Jacques Derrida. “Language (Le Monde on the Telephone)”.
June 20, 1982. In Elizabeth Weber. Points: Interviews With
Jacques Derrida, 1974-1994. Translated by Peggy Kamuf and
others. Stanford University Press, 1995:177.
See Friedrich Nietzsche.
“Jest, Ruse and Revenge: A Prelude in Rhyme”, Numbers 23
“Interpretation” and 63 “Star Morality” in Joyful Wisdom
(Translated by Thomas Common with an introduction by Kurt F.
Reinhardt) New York: Frederick Unger and Sons, 1960:17, 28.
See Jean Baudrillard. For A Critique of the Political Economy
of the Sign (c1972). St. Louis: Telos, 1981:160.
In an April 2003 interview with Paul
Hegarty, Baudrillard said: "I admire Derrida, but it’s not my
thing…". See Paul Hegarty. "Interview With Jean Baudrillard" in
Jean Baudrillard: Live Theory. New York: Continuum International
Jean Baudrillard. Cool Memories II. (c1990) Durham, North
Carolina: Duke University Press, 1996:25.
For something else Baudrillard and Derrida share see: Karen
McMillan and Heather Worth. “In Dreams: Baudrillard, Derrida and
September 11” in Victoria Grace, Heather Worth, and Laurence
Simmons (Eds.), Baudrillard West of the Dateline.
Palmerston North, New Zealand: Dunmore Press, 2003:116-137.
One especially relevant passage that comes to mind:
If death comes to
the other and comes to us through the other, then the friend no
longer exists except in us, between us...
...being-for-death. ...But I can have the experience of “my own
death” by relating to myself only in the impossible experience,
the experience of the impossible mourning at the death of the
other. It is because I “know” that the other is mortal that I
try to keep him or her in me, in memory... being-for-death is
always mediated... in the experience or in the
“non-experienceable” structure of impossible mourning.
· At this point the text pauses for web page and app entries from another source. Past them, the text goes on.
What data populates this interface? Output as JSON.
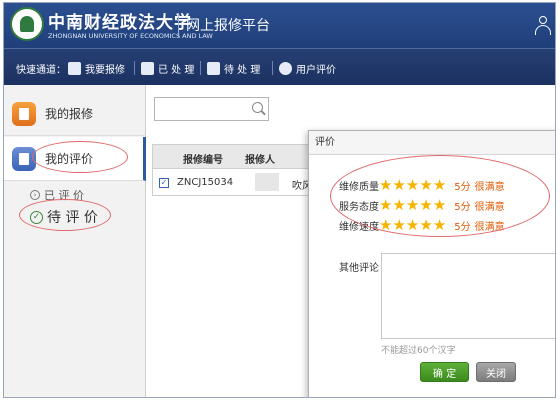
{
  "header": {
    "university_cn": "中南财经政法大学",
    "university_en": "ZHONGNAN UNIVERSITY OF ECONOMICS AND LAW",
    "system_title": "网上报修平台"
  },
  "quickbar": {
    "label": "快速通道：",
    "items": [
      {
        "label": "我要报修",
        "icon": "repair-icon"
      },
      {
        "label": "已 处 理",
        "icon": "processed-icon"
      },
      {
        "label": "待 处 理",
        "icon": "pending-icon"
      },
      {
        "label": "用户评价",
        "icon": "speech-bubble-icon"
      }
    ]
  },
  "sidebar": {
    "items": [
      {
        "label": "我的报修"
      },
      {
        "label": "我的评价"
      }
    ],
    "sub_items": [
      {
        "label": "已 评 价"
      },
      {
        "label": "待 评 价"
      }
    ]
  },
  "search": {
    "value": "",
    "placeholder": ""
  },
  "table": {
    "headers": [
      "报修编号",
      "报修人"
    ],
    "rows": [
      {
        "checked": true,
        "id": "ZNCJ15034",
        "reporter": "",
        "extra": "吹风"
      }
    ]
  },
  "dialog": {
    "title": "评价",
    "ratings": [
      {
        "label": "维修质量",
        "stars": 5,
        "score": "5分",
        "text": "很满意"
      },
      {
        "label": "服务态度",
        "stars": 5,
        "score": "5分",
        "text": "很满意"
      },
      {
        "label": "维修速度",
        "stars": 5,
        "score": "5分",
        "text": "很满意"
      }
    ],
    "other_label": "其他评论",
    "comment_value": "",
    "hint": "不能超过60个汉字",
    "ok_label": "确  定",
    "close_label": "关闭"
  },
  "colors": {
    "header_bg": "#1f3f7a",
    "star": "#f5b400",
    "score_text": "#e05a00",
    "ok_button": "#3b8a1e",
    "annotation": "#e06a6a"
  }
}
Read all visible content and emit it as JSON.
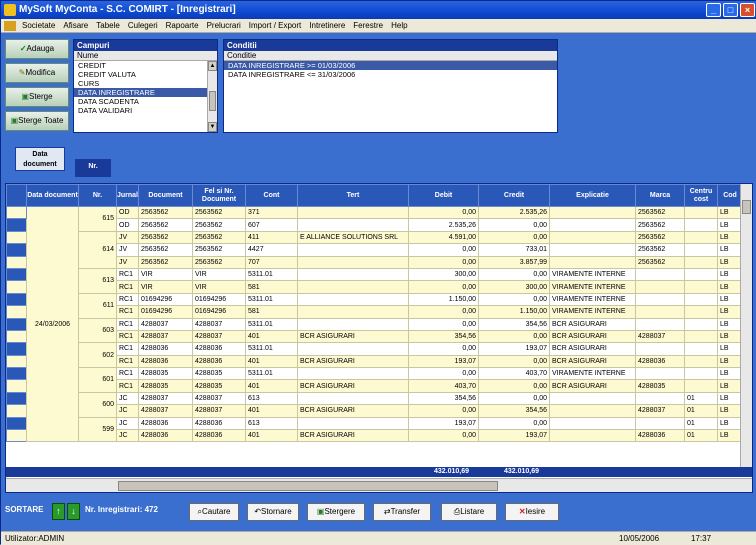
{
  "window": {
    "title": "MySoft MyConta - S.C. COMIRT - [Inregistrari]"
  },
  "menu": [
    "Societate",
    "Afisare",
    "Tabele",
    "Culegeri",
    "Rapoarte",
    "Prelucrari",
    "Import / Export",
    "Intretinere",
    "Ferestre",
    "Help"
  ],
  "buttons": {
    "adauga": "Adauga",
    "modifica": "Modifica",
    "sterge": "Sterge",
    "sterge_toate": "Sterge Toate"
  },
  "campuri": {
    "title": "Campuri",
    "header": "Nume",
    "items": [
      "CREDIT",
      "CREDIT VALUTA",
      "CURS",
      "DATA INREGISTRARE",
      "DATA SCADENTA",
      "DATA VALIDARI"
    ],
    "selected": 3
  },
  "conditii": {
    "title": "Conditii",
    "header": "Conditie",
    "items": [
      "DATA INREGISTRARE >= 01/03/2006",
      "DATA INREGISTRARE <= 31/03/2006"
    ],
    "selected": 0
  },
  "group_tabs": {
    "date": "Data document",
    "nr": "Nr."
  },
  "columns": [
    "Data document",
    "Nr.",
    "Jurnal",
    "Document",
    "Fel si Nr. Document",
    "Cont",
    "Tert",
    "Debit",
    "Credit",
    "Explicatie",
    "Marca",
    "Centru cost",
    "Cod"
  ],
  "rows": [
    {
      "jr": "OD",
      "doc": "2563562",
      "fel": "2563562",
      "cont": "371",
      "tert": "",
      "debit": "0,00",
      "credit": "2.535,26",
      "expl": "",
      "marca": "2563562",
      "cc": "",
      "cod": "LB"
    },
    {
      "jr": "OD",
      "doc": "2563562",
      "fel": "2563562",
      "cont": "607",
      "tert": "",
      "debit": "2.535,26",
      "credit": "0,00",
      "expl": "",
      "marca": "2563562",
      "cc": "",
      "cod": "LB"
    },
    {
      "jr": "JV",
      "doc": "2563562",
      "fel": "2563562",
      "cont": "411",
      "tert": "E ALLIANCE SOLUTIONS SRL",
      "debit": "4.591,00",
      "credit": "0,00",
      "expl": "",
      "marca": "2563562",
      "cc": "",
      "cod": "LB"
    },
    {
      "jr": "JV",
      "doc": "2563562",
      "fel": "2563562",
      "cont": "4427",
      "tert": "",
      "debit": "0,00",
      "credit": "733,01",
      "expl": "",
      "marca": "2563562",
      "cc": "",
      "cod": "LB"
    },
    {
      "jr": "JV",
      "doc": "2563562",
      "fel": "2563562",
      "cont": "707",
      "tert": "",
      "debit": "0,00",
      "credit": "3.857,99",
      "expl": "",
      "marca": "2563562",
      "cc": "",
      "cod": "LB"
    },
    {
      "jr": "RC1",
      "doc": "VIR",
      "fel": "VIR",
      "cont": "5311.01",
      "tert": "",
      "debit": "300,00",
      "credit": "0,00",
      "expl": "VIRAMENTE INTERNE",
      "marca": "",
      "cc": "",
      "cod": "LB"
    },
    {
      "jr": "RC1",
      "doc": "VIR",
      "fel": "VIR",
      "cont": "581",
      "tert": "",
      "debit": "0,00",
      "credit": "300,00",
      "expl": "VIRAMENTE INTERNE",
      "marca": "",
      "cc": "",
      "cod": "LB"
    },
    {
      "jr": "RC1",
      "doc": "01694296",
      "fel": "01694296",
      "cont": "5311.01",
      "tert": "",
      "debit": "1.150,00",
      "credit": "0,00",
      "expl": "VIRAMENTE INTERNE",
      "marca": "",
      "cc": "",
      "cod": "LB"
    },
    {
      "jr": "RC1",
      "doc": "01694296",
      "fel": "01694296",
      "cont": "581",
      "tert": "",
      "debit": "0,00",
      "credit": "1.150,00",
      "expl": "VIRAMENTE INTERNE",
      "marca": "",
      "cc": "",
      "cod": "LB"
    },
    {
      "jr": "RC1",
      "doc": "4288037",
      "fel": "4288037",
      "cont": "5311.01",
      "tert": "",
      "debit": "0,00",
      "credit": "354,56",
      "expl": "BCR ASIGURARI",
      "marca": "",
      "cc": "",
      "cod": "LB"
    },
    {
      "jr": "RC1",
      "doc": "4288037",
      "fel": "4288037",
      "cont": "401",
      "tert": "BCR ASIGURARI",
      "debit": "354,56",
      "credit": "0,00",
      "expl": "BCR ASIGURARI",
      "marca": "4288037",
      "cc": "",
      "cod": "LB"
    },
    {
      "jr": "RC1",
      "doc": "4288036",
      "fel": "4288036",
      "cont": "5311.01",
      "tert": "",
      "debit": "0,00",
      "credit": "193,07",
      "expl": "BCR ASIGURARI",
      "marca": "",
      "cc": "",
      "cod": "LB"
    },
    {
      "jr": "RC1",
      "doc": "4288036",
      "fel": "4288036",
      "cont": "401",
      "tert": "BCR ASIGURARI",
      "debit": "193,07",
      "credit": "0,00",
      "expl": "BCR ASIGURARI",
      "marca": "4288036",
      "cc": "",
      "cod": "LB"
    },
    {
      "jr": "RC1",
      "doc": "4288035",
      "fel": "4288035",
      "cont": "5311.01",
      "tert": "",
      "debit": "0,00",
      "credit": "403,70",
      "expl": "VIRAMENTE INTERNE",
      "marca": "",
      "cc": "",
      "cod": "LB"
    },
    {
      "jr": "RC1",
      "doc": "4288035",
      "fel": "4288035",
      "cont": "401",
      "tert": "BCR ASIGURARI",
      "debit": "403,70",
      "credit": "0,00",
      "expl": "BCR ASIGURARI",
      "marca": "4288035",
      "cc": "",
      "cod": "LB"
    },
    {
      "jr": "JC",
      "doc": "4288037",
      "fel": "4288037",
      "cont": "613",
      "tert": "",
      "debit": "354,56",
      "credit": "0,00",
      "expl": "",
      "marca": "",
      "cc": "01",
      "cod": "LB"
    },
    {
      "jr": "JC",
      "doc": "4288037",
      "fel": "4288037",
      "cont": "401",
      "tert": "BCR ASIGURARI",
      "debit": "0,00",
      "credit": "354,56",
      "expl": "",
      "marca": "4288037",
      "cc": "01",
      "cod": "LB"
    },
    {
      "jr": "JC",
      "doc": "4288036",
      "fel": "4288036",
      "cont": "613",
      "tert": "",
      "debit": "193,07",
      "credit": "0,00",
      "expl": "",
      "marca": "",
      "cc": "01",
      "cod": "LB"
    },
    {
      "jr": "JC",
      "doc": "4288036",
      "fel": "4288036",
      "cont": "401",
      "tert": "BCR ASIGURARI",
      "debit": "0,00",
      "credit": "193,07",
      "expl": "",
      "marca": "4288036",
      "cc": "01",
      "cod": "LB"
    }
  ],
  "group_date": "24/03/2006",
  "group_nrs": [
    {
      "nr": "615",
      "start": 0,
      "span": 2
    },
    {
      "nr": "614",
      "start": 2,
      "span": 3
    },
    {
      "nr": "613",
      "start": 5,
      "span": 2
    },
    {
      "nr": "611",
      "start": 7,
      "span": 2
    },
    {
      "nr": "603",
      "start": 9,
      "span": 2
    },
    {
      "nr": "602",
      "start": 11,
      "span": 2
    },
    {
      "nr": "601",
      "start": 13,
      "span": 2
    },
    {
      "nr": "600",
      "start": 15,
      "span": 2
    },
    {
      "nr": "599",
      "start": 17,
      "span": 2
    }
  ],
  "totals": {
    "debit": "432.010,69",
    "credit": "432.010,69"
  },
  "bottom": {
    "sortare": "SORTARE",
    "nr_label": "Nr. Inregistrari: 472",
    "cautare": "Cautare",
    "stornare": "Stornare",
    "stergere": "Stergere",
    "transfer": "Transfer",
    "listare": "Listare",
    "iesire": "Iesire"
  },
  "status": {
    "user": "Utilizator:ADMIN",
    "date": "10/05/2006",
    "time": "17:37"
  }
}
Mourning
would be more originary than my being for death. Jacques
Derrida. “Istrice 2: Ick bünn all heir: Interview with Maurizio
Ferraris”. Published in Aut Aut 235, January-February
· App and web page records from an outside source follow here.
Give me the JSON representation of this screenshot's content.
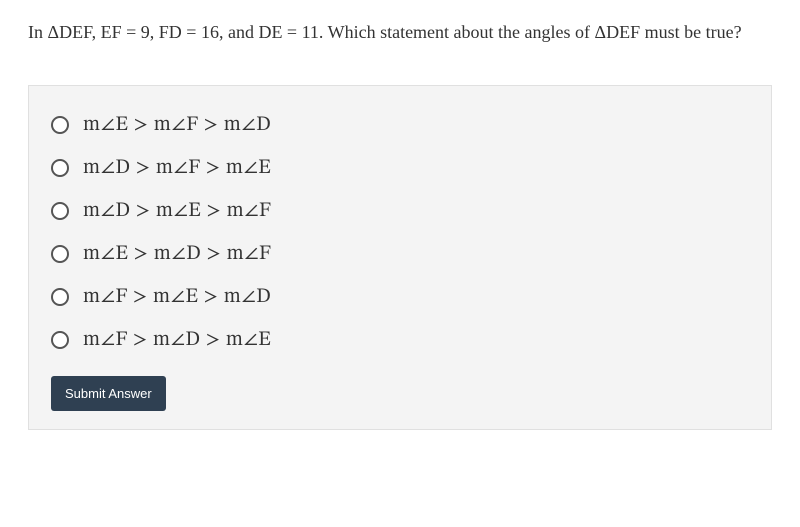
{
  "question": {
    "text": "In ΔDEF, EF = 9, FD = 16, and DE = 11. Which statement about the angles of ΔDEF must be true?"
  },
  "options": [
    {
      "label": "m∠E  >  m∠F  >  m∠D"
    },
    {
      "label": "m∠D  >  m∠F  >  m∠E"
    },
    {
      "label": "m∠D  >  m∠E  >  m∠F"
    },
    {
      "label": "m∠E  >  m∠D  >  m∠F"
    },
    {
      "label": "m∠F  >  m∠E  >  m∠D"
    },
    {
      "label": "m∠F  >  m∠D  >  m∠E"
    }
  ],
  "submit": {
    "label": "Submit Answer"
  }
}
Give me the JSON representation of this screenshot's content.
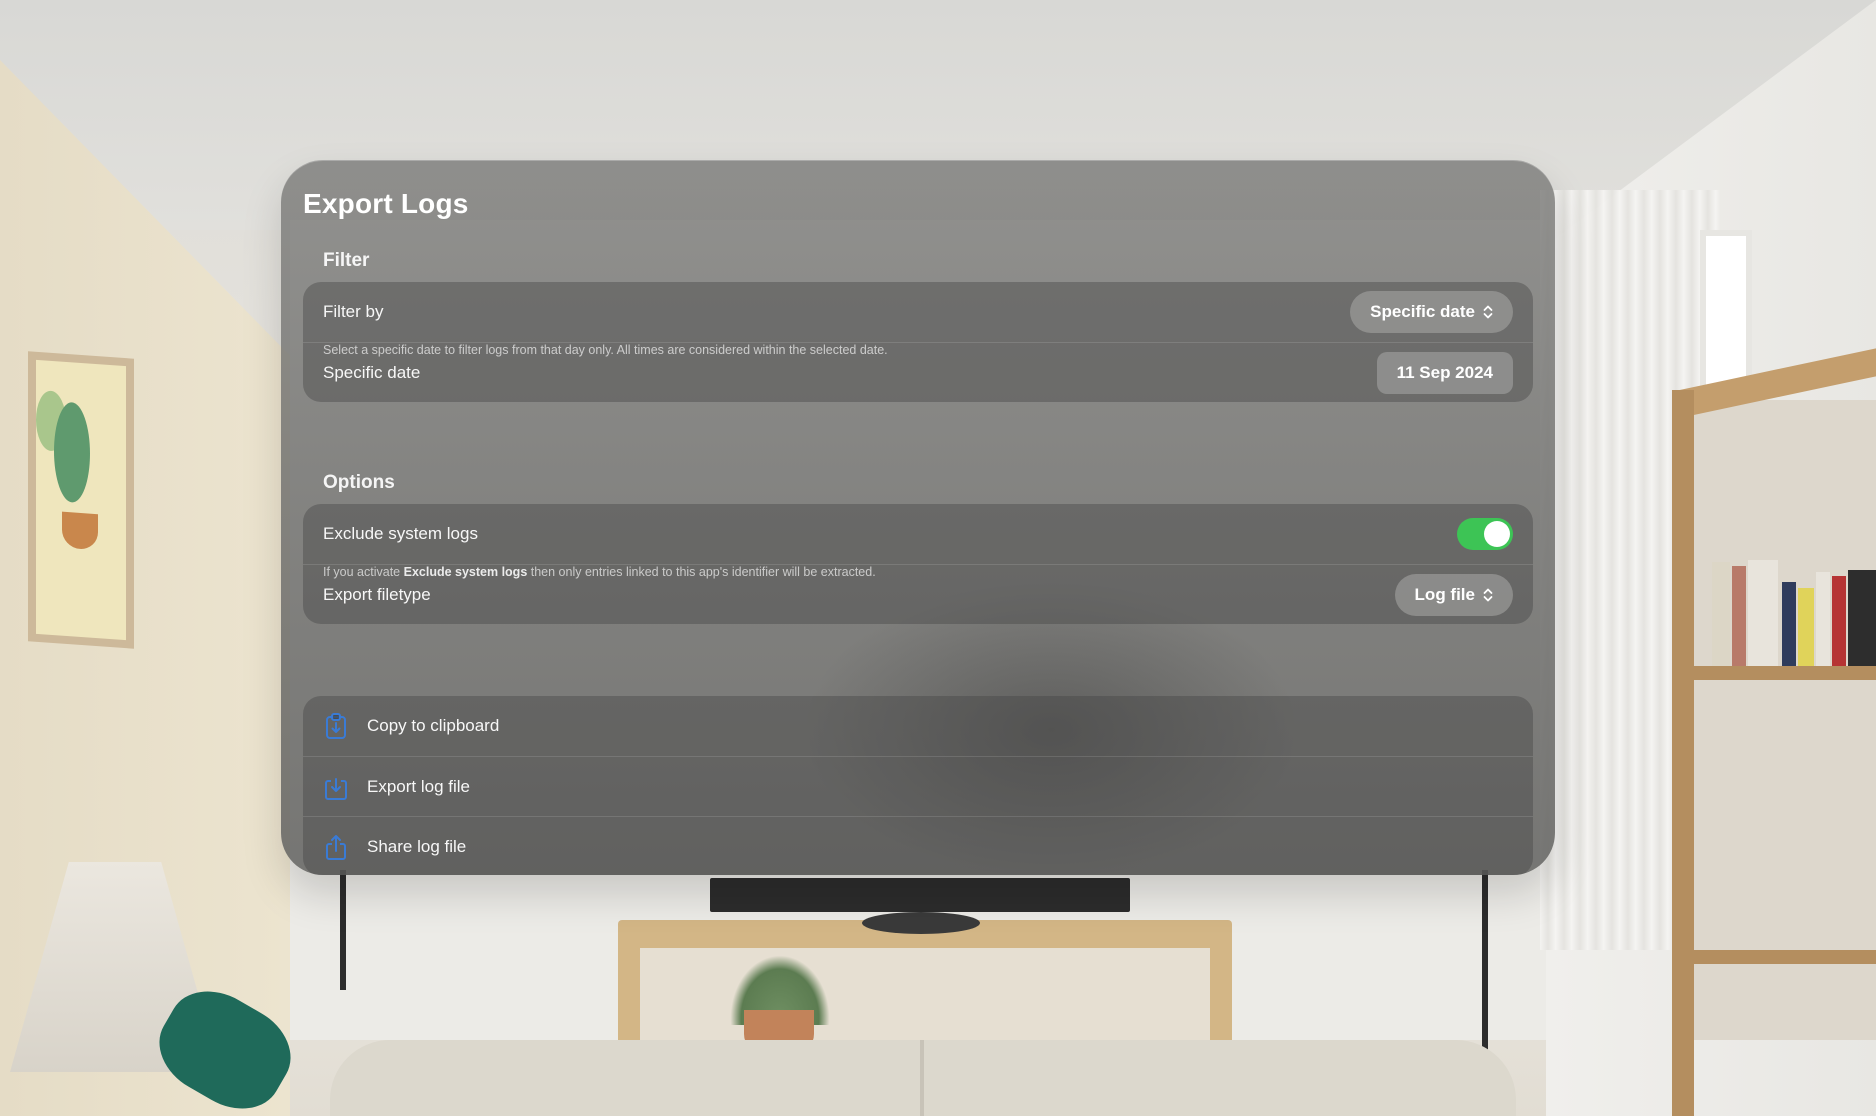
{
  "window": {
    "title": "Export Logs"
  },
  "filter_section": {
    "header": "Filter",
    "filter_by": {
      "label": "Filter by",
      "value": "Specific date"
    },
    "specific_date": {
      "label": "Specific date",
      "value": "11 Sep 2024"
    },
    "footnote": "Select a specific date to filter logs from that day only. All times are considered within the selected date."
  },
  "options_section": {
    "header": "Options",
    "exclude_system_logs": {
      "label": "Exclude system logs",
      "enabled": true
    },
    "export_filetype": {
      "label": "Export filetype",
      "value": "Log file"
    },
    "footnote": {
      "prefix": "If you activate ",
      "bold": "Exclude system logs",
      "suffix": " then only entries linked to this app's identifier will be extracted."
    }
  },
  "actions": [
    {
      "label": "Copy to clipboard",
      "icon": "clipboard-icon"
    },
    {
      "label": "Export log file",
      "icon": "export-icon"
    },
    {
      "label": "Share log file",
      "icon": "share-icon"
    }
  ],
  "colors": {
    "toggle_on": "#3dc455",
    "icon_accent": "#3a7bd5"
  }
}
1990. In Elizabeth Weber. Points: Interviews With
Jacques Derrida, 1974-1994. Translated by Peggy Kamuf and
others. Stanford University Press, 1995:319-322.
For myself I can say
that it was reading Derrida’s obituary that brought me to the
New York Times for the first time in over a year. What I
found there certainly dissuaded me from wanting to view the
Times again any time soon.
“Trans” here is used to mark a point after history, economics,
politics, and journalism are knowable as they once were. A point
not yet “post” but riddled with radical uncertainty.
Jean Baudrillard. Cool Memories IV
(c2000). New York, Verso: 2003:65.